One of the best ways to get a solution for this problem is to ask an audio integrator to come and take a look at the problem. The visit will be free and they will give you a price to fix it. You can act on that solution or use the information gathered from their experts to find a D-I-Y solution.

09-23-2019 09:01

Check the connection of your current mics... perhaps they are above the ceiling.  See if you can add an extension cord... depending on the type of connection.   This way you can lower the altitude of the mics to be closer to each station.   Also, you mention you have four mics above each station.... try to lower one as close to the participants and cancel the other three... (cancel = mute, disconnect)       Another alternative is to use an iPad lay at the bedside of each station and have a computer or another iPad connected each other via zoom.   Hope these ideas can help you finding a solution to your problem (opportunity).. Gus

08-17-2019 18:21

Hi,
you can try the https://en-us.sennheiser.com/tcc2 it is NOT chip solution but it can help you focus and adjust the location to grab the sound it is like a miracle and you will not need any other microphone or handling charging batteries.
Ravid.

08-13-2019 11:01

Plexiglass shielding is probably the easiest and least obtrusive and can be hung with some stainless steel braided cable pretty easily, but be aware of cutting out what you want to capture.
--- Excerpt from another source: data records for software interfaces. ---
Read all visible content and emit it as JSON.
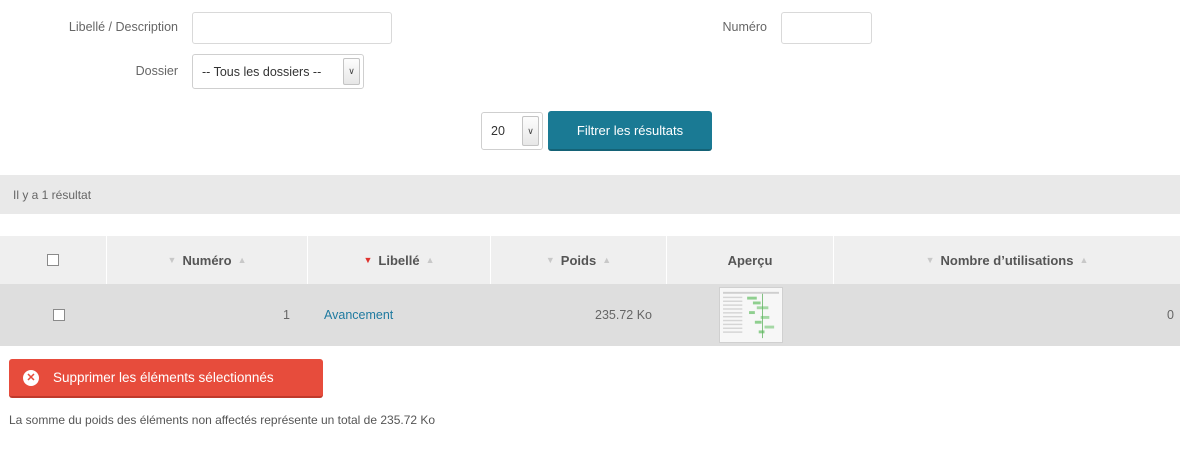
{
  "filters": {
    "libelle_label": "Libellé / Description",
    "libelle_value": "",
    "numero_label": "Numéro",
    "numero_value": "",
    "dossier_label": "Dossier",
    "dossier_selected": "-- Tous les dossiers --",
    "per_page_selected": "20",
    "filter_button": "Filtrer les résultats"
  },
  "results_count": "Il y a 1 résultat",
  "table": {
    "columns": [
      {
        "label": "Numéro",
        "sortable": true,
        "active": false
      },
      {
        "label": "Libellé",
        "sortable": true,
        "active": true
      },
      {
        "label": "Poids",
        "sortable": true,
        "active": false
      },
      {
        "label": "Aperçu",
        "sortable": false,
        "active": false
      },
      {
        "label": "Nombre d’utilisations",
        "sortable": true,
        "active": false
      }
    ],
    "rows": [
      {
        "numero": "1",
        "libelle": "Avancement",
        "poids": "235.72 Ko",
        "apercu": "thumbnail",
        "utilisations": "0"
      }
    ]
  },
  "delete_button": "Supprimer les éléments sélectionnés",
  "footer_note": "La somme du poids des éléments non affectés représente un total de 235.72 Ko",
  "colors": {
    "primary": "#1a7a94",
    "danger": "#e74c3c",
    "link": "#1f7aa0",
    "sort_active": "#e0332e"
  },
  "icons": {
    "select_arrow": "chevron-down-icon",
    "sort_desc": "caret-down-icon",
    "sort_asc": "caret-up-icon",
    "delete": "times-circle-icon"
  }
}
Also can you look at changing out the mics and getting a pattern like a unidirectional cardioid to cut out adjacent areas.